Update (7/29/2013): The Boston Globe has learned that Detective Jerome Hall-Brewster has been demoted to patrol officer for his failure to arrest Alemany. The Globe also obtained information about eight other complaints against Hall-Brewster.

A Boston police detective who failed to follow up on a September case tied involving a person of interest in the brutal abduction and murder of Amy Lord of South Boston last week has been demoted, police said.

Detective Jerome Hall-Brewster is losing his detective rating tomorrow as a result of the September case, according to a copy of a department Internal Affairs record that a police spokeswoman provided to the Globe.

The document did not indicate whether the demotion was permanent, but Cheryl Fiandaca, a police spokeswoman, said in an e-mail that Hall-Brewster is “no longer a detective” and that his new rank will be patrol officer.

Hall-Brewster’s record also shows that he was charged internally in a complaint stemming from an incident in November 2011, and the allegations have been sustained. Fiandaca would not provide details about that complaint, since the department has yet to decide on his punishment.

In addition, the department found in 2001 that he failed to properly report the non-lethal use of force during an incident and served 16 hours of work without pay. The document did not provide further details of that case, and Fiandaca did not respond to an inquiry about it.

Seven other complaints have been brought against Hall-Brewster but were not substantiated, the document shows.
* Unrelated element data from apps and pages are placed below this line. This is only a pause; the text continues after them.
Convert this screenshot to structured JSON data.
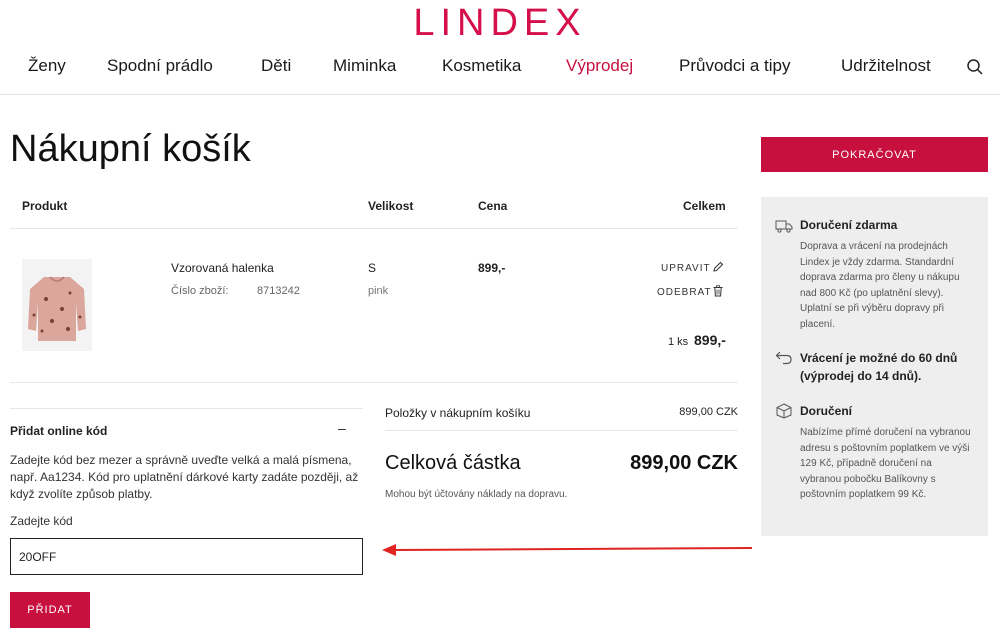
{
  "brand": {
    "logo": "LINDEX",
    "accent": "#c8103f"
  },
  "nav": {
    "items": [
      "Ženy",
      "Spodní prádlo",
      "Děti",
      "Miminka",
      "Kosmetika",
      "Výprodej",
      "Průvodci a tipy",
      "Udržitelnost"
    ],
    "search_icon": "search-icon"
  },
  "page": {
    "title": "Nákupní košík"
  },
  "cart": {
    "columns": {
      "product": "Produkt",
      "size": "Velikost",
      "price": "Cena",
      "total": "Celkem"
    },
    "items": [
      {
        "name": "Vzorovaná halenka",
        "sku_label": "Číslo zboží:",
        "sku": "8713242",
        "size": "S",
        "color": "pink",
        "price": "899,-",
        "edit_label": "UPRAVIT",
        "remove_label": "ODEBRAT",
        "qty": "1 ks",
        "line_total": "899,-"
      }
    ]
  },
  "promo": {
    "heading": "Přidat online kód",
    "toggle": "–",
    "description": "Zadejte kód bez mezer a správně uveďte velká a malá písmena, např. Aa1234. Kód pro uplatnění dárkové karty zadáte později, až když zvolíte způsob platby.",
    "input_label": "Zadejte kód",
    "input_value": "20OFF",
    "button": "PŘIDAT"
  },
  "summary": {
    "items_label": "Položky v nákupním košíku",
    "items_value": "899,00 CZK",
    "total_label": "Celková částka",
    "total_value": "899,00 CZK",
    "note": "Mohou být účtovány náklady na dopravu."
  },
  "sidebar": {
    "continue_button": "POKRAČOVAT",
    "info": [
      {
        "icon": "truck-icon",
        "title": "Doručení zdarma",
        "text": "Doprava a vrácení na prodejnách Lindex je vždy zdarma. Standardní doprava zdarma pro členy u nákupu nad 800 Kč (po uplatnění slevy). Uplatní se při výběru dopravy při placení."
      },
      {
        "icon": "return-arrow-icon",
        "title": "Vrácení je možné do 60 dnů (výprodej do 14 dnů).",
        "text": ""
      },
      {
        "icon": "package-icon",
        "title": "Doručení",
        "text": "Nabízíme přímé doručení na vybranou adresu s poštovním poplatkem ve výši 129 Kč, případně doručení na vybranou pobočku Balíkovny s poštovním poplatkem 99 Kč."
      }
    ]
  }
}
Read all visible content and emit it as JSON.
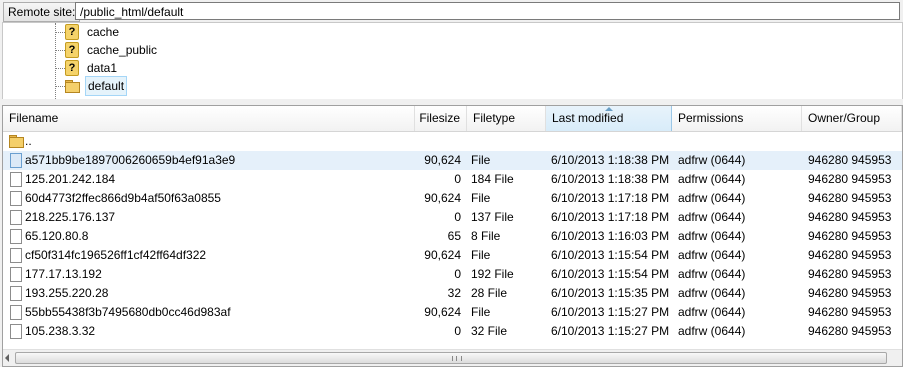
{
  "remote": {
    "label": "Remote site:",
    "path": "/public_html/default"
  },
  "tree": {
    "items": [
      {
        "label": "cache",
        "icon": "unknown-folder-icon"
      },
      {
        "label": "cache_public",
        "icon": "unknown-folder-icon"
      },
      {
        "label": "data1",
        "icon": "unknown-folder-icon"
      },
      {
        "label": "default",
        "icon": "folder-icon",
        "selected": true
      }
    ]
  },
  "columns": {
    "filename": "Filename",
    "filesize": "Filesize",
    "filetype": "Filetype",
    "last_modified": "Last modified",
    "permissions": "Permissions",
    "owner_group": "Owner/Group"
  },
  "parent_entry": "..",
  "files": [
    {
      "name": "a571bb9be1897006260659b4ef91a3e9",
      "size": "90,624",
      "type": "File",
      "modified": "6/10/2013 1:18:38 PM",
      "perm": "adfrw (0644)",
      "owner": "946280 945953",
      "selected": true
    },
    {
      "name": "125.201.242.184",
      "size": "0",
      "type": "184 File",
      "modified": "6/10/2013 1:18:38 PM",
      "perm": "adfrw (0644)",
      "owner": "946280 945953"
    },
    {
      "name": "60d4773f2ffec866d9b4af50f63a0855",
      "size": "90,624",
      "type": "File",
      "modified": "6/10/2013 1:17:18 PM",
      "perm": "adfrw (0644)",
      "owner": "946280 945953"
    },
    {
      "name": "218.225.176.137",
      "size": "0",
      "type": "137 File",
      "modified": "6/10/2013 1:17:18 PM",
      "perm": "adfrw (0644)",
      "owner": "946280 945953"
    },
    {
      "name": "65.120.80.8",
      "size": "65",
      "type": "8 File",
      "modified": "6/10/2013 1:16:03 PM",
      "perm": "adfrw (0644)",
      "owner": "946280 945953"
    },
    {
      "name": "cf50f314fc196526ff1cf42ff64df322",
      "size": "90,624",
      "type": "File",
      "modified": "6/10/2013 1:15:54 PM",
      "perm": "adfrw (0644)",
      "owner": "946280 945953"
    },
    {
      "name": "177.17.13.192",
      "size": "0",
      "type": "192 File",
      "modified": "6/10/2013 1:15:54 PM",
      "perm": "adfrw (0644)",
      "owner": "946280 945953"
    },
    {
      "name": "193.255.220.28",
      "size": "32",
      "type": "28 File",
      "modified": "6/10/2013 1:15:35 PM",
      "perm": "adfrw (0644)",
      "owner": "946280 945953"
    },
    {
      "name": "55bb55438f3b7495680db0cc46d983af",
      "size": "90,624",
      "type": "File",
      "modified": "6/10/2013 1:15:27 PM",
      "perm": "adfrw (0644)",
      "owner": "946280 945953"
    },
    {
      "name": "105.238.3.32",
      "size": "0",
      "type": "32 File",
      "modified": "6/10/2013 1:15:27 PM",
      "perm": "adfrw (0644)",
      "owner": "946280 945953"
    }
  ],
  "colors": {
    "selection": "#e5f0fa",
    "header_sorted": "#d8ecf9"
  }
}
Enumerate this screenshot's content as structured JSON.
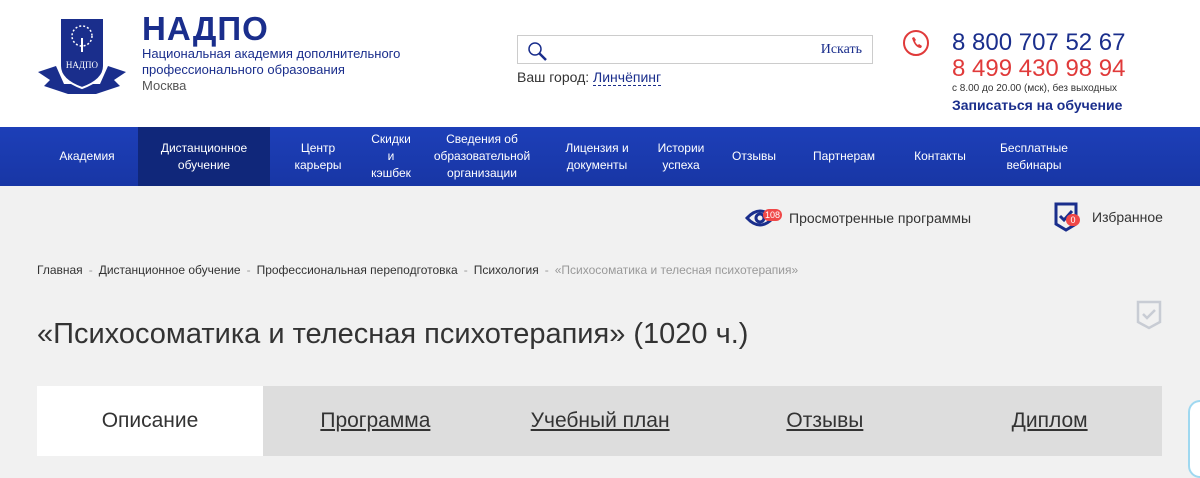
{
  "header": {
    "brand": "НАДПО",
    "subtitle1": "Национальная академия дополнительного",
    "subtitle2": "профессионального образования",
    "city_name": "Москва",
    "logo_text": "НАДПО",
    "search_button": "Искать",
    "search_placeholder": "",
    "city_label": "Ваш город:",
    "city_value": "Линчёпинг",
    "phone1": "8 800 707 52 67",
    "phone2": "8 499 430 98 94",
    "hours": "с 8.00 до 20.00 (мск), без выходных",
    "enroll": "Записаться на обучение"
  },
  "nav": [
    "Академия",
    "Дистанционное обучение",
    "Центр карьеры",
    "Скидки и кэшбек",
    "Сведения об образовательной организации",
    "Лицензия и документы",
    "Истории успеха",
    "Отзывы",
    "Партнерам",
    "Контакты",
    "Бесплатные вебинары"
  ],
  "tools": {
    "viewed_label": "Просмотренные программы",
    "viewed_count": "108",
    "fav_label": "Избранное",
    "fav_count": "0"
  },
  "breadcrumbs": [
    "Главная",
    "Дистанционное обучение",
    "Профессиональная переподготовка",
    "Психология",
    "«Психосоматика и телесная психотерапия»"
  ],
  "title": "«Психосоматика и телесная психотерапия» (1020 ч.)",
  "tabs": [
    "Описание",
    "Программа",
    "Учебный план",
    "Отзывы",
    "Диплом"
  ]
}
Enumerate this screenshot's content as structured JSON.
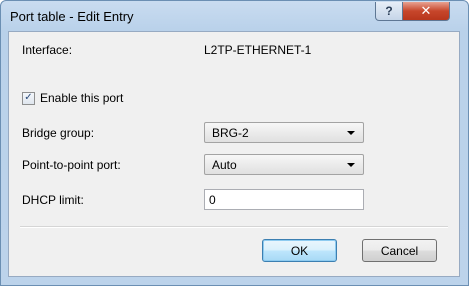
{
  "window": {
    "title": "Port table - Edit Entry",
    "help_glyph": "?",
    "close_glyph": "✕"
  },
  "form": {
    "interface_label": "Interface:",
    "interface_value": "L2TP-ETHERNET-1",
    "enable_port_label": "Enable this port",
    "enable_port_checked": true,
    "check_glyph": "✓",
    "bridge_group_label": "Bridge group:",
    "bridge_group_value": "BRG-2",
    "p2p_port_label": "Point-to-point port:",
    "p2p_port_value": "Auto",
    "dhcp_limit_label": "DHCP limit:",
    "dhcp_limit_value": "0"
  },
  "buttons": {
    "ok_label": "OK",
    "cancel_label": "Cancel"
  }
}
Update (7/29/2013): Daniel Devoe reminded me (via Twitter) that Jerome Hall-Brewster was one of the defendants in the lawsuit Simon Glik filed after being arrested for recording police in 2007.